___ SUPPLIED RECORDS

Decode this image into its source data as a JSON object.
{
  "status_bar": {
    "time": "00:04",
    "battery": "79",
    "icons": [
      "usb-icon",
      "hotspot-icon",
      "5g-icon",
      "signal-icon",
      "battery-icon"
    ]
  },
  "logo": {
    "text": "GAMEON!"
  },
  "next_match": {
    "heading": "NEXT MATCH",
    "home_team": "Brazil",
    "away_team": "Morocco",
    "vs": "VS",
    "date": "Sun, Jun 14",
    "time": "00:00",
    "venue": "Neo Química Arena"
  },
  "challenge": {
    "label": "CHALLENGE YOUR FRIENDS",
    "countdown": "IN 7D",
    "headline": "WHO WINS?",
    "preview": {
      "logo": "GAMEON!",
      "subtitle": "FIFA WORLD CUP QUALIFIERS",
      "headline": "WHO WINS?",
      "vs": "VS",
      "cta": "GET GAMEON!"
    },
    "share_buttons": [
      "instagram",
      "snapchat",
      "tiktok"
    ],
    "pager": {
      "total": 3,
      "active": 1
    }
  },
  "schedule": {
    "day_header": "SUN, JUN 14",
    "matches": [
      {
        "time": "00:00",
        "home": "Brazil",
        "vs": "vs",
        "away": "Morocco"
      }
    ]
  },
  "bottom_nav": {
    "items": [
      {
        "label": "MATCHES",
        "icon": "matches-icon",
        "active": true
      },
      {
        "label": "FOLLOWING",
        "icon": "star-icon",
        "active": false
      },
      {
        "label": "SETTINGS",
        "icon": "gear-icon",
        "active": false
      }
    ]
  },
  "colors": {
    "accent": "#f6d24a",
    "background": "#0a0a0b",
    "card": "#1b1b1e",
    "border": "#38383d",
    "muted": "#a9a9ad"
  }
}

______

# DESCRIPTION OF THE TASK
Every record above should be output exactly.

# TASK RESULT
Decode this image into its source data as a JSON object.
{
  "status_bar": {
    "time": "00:04",
    "battery": "79",
    "icons": [
      "usb-icon",
      "hotspot-icon",
      "5g-icon",
      "signal-icon",
      "battery-icon"
    ]
  },
  "logo": {
    "text": "GAMEON!"
  },
  "next_match": {
    "heading": "NEXT MATCH",
    "home_team": "Brazil",
    "away_team": "Morocco",
    "vs": "VS",
    "date": "Sun, Jun 14",
    "time": "00:00",
    "venue": "Neo Química Arena"
  },
  "challenge": {
    "label": "CHALLENGE YOUR FRIENDS",
    "countdown": "IN 7D",
    "headline": "WHO WINS?",
    "preview": {
      "logo": "GAMEON!",
      "subtitle": "FIFA WORLD CUP QUALIFIERS",
      "headline": "WHO WINS?",
      "vs": "VS",
      "cta": "GET GAMEON!"
    },
    "share_buttons": [
      "instagram",
      "snapchat",
      "tiktok"
    ],
    "pager": {
      "total": 3,
      "active": 1
    }
  },
  "schedule": {
    "day_header": "SUN, JUN 14",
    "matches": [
      {
        "time": "00:00",
        "home": "Brazil",
        "vs": "vs",
        "away": "Morocco"
      }
    ]
  },
  "bottom_nav": {
    "items": [
      {
        "label": "MATCHES",
        "icon": "matches-icon",
        "active": true
      },
      {
        "label": "FOLLOWING",
        "icon": "star-icon",
        "active": false
      },
      {
        "label": "SETTINGS",
        "icon": "gear-icon",
        "active": false
      }
    ]
  },
  "colors": {
    "accent": "#f6d24a",
    "background": "#0a0a0b",
    "card": "#1b1b1e",
    "border": "#38383d",
    "muted": "#a9a9ad"
  }
}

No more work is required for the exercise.